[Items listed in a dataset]
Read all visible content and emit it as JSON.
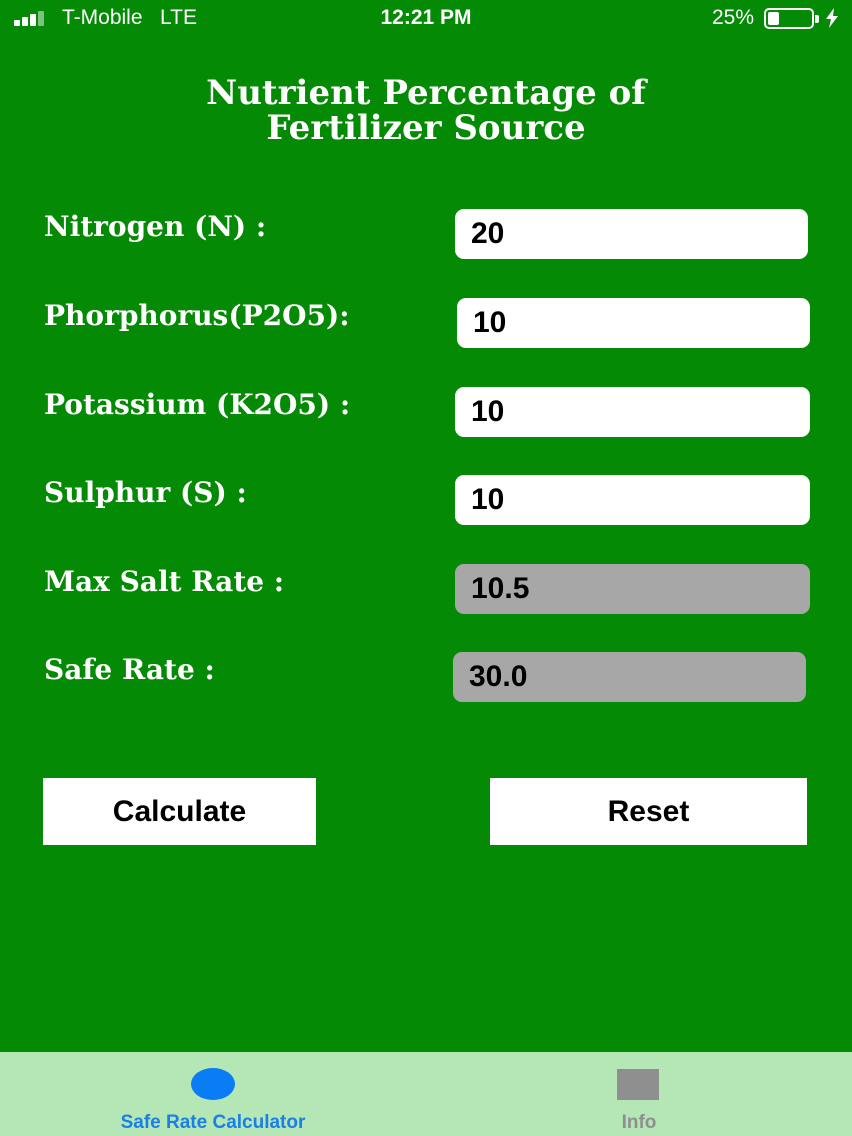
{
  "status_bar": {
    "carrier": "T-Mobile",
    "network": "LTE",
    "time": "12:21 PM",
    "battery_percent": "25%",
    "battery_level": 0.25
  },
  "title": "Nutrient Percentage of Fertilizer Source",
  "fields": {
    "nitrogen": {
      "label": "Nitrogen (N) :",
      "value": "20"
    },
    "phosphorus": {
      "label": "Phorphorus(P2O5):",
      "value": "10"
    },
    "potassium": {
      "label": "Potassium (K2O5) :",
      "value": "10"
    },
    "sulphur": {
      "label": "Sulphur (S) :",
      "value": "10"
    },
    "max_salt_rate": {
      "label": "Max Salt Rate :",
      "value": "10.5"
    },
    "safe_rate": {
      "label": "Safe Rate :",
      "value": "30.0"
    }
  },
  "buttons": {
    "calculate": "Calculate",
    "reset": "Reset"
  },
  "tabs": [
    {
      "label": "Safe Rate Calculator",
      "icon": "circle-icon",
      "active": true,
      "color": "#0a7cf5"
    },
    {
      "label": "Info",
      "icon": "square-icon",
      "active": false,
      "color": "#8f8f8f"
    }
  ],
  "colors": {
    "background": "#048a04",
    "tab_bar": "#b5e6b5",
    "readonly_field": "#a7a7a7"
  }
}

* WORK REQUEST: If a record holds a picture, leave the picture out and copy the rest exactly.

* SOLUTION FOR THIS EXERCISE:
Read all visible content and emit it as JSON.
{
  "status_bar": {
    "carrier": "T-Mobile",
    "network": "LTE",
    "time": "12:21 PM",
    "battery_percent": "25%",
    "battery_level": 0.25
  },
  "title": "Nutrient Percentage of Fertilizer Source",
  "fields": {
    "nitrogen": {
      "label": "Nitrogen (N) :",
      "value": "20"
    },
    "phosphorus": {
      "label": "Phorphorus(P2O5):",
      "value": "10"
    },
    "potassium": {
      "label": "Potassium (K2O5) :",
      "value": "10"
    },
    "sulphur": {
      "label": "Sulphur (S) :",
      "value": "10"
    },
    "max_salt_rate": {
      "label": "Max Salt Rate :",
      "value": "10.5"
    },
    "safe_rate": {
      "label": "Safe Rate :",
      "value": "30.0"
    }
  },
  "buttons": {
    "calculate": "Calculate",
    "reset": "Reset"
  },
  "tabs": [
    {
      "label": "Safe Rate Calculator",
      "icon": "circle-icon",
      "active": true,
      "color": "#0a7cf5"
    },
    {
      "label": "Info",
      "icon": "square-icon",
      "active": false,
      "color": "#8f8f8f"
    }
  ],
  "colors": {
    "background": "#048a04",
    "tab_bar": "#b5e6b5",
    "readonly_field": "#a7a7a7"
  }
}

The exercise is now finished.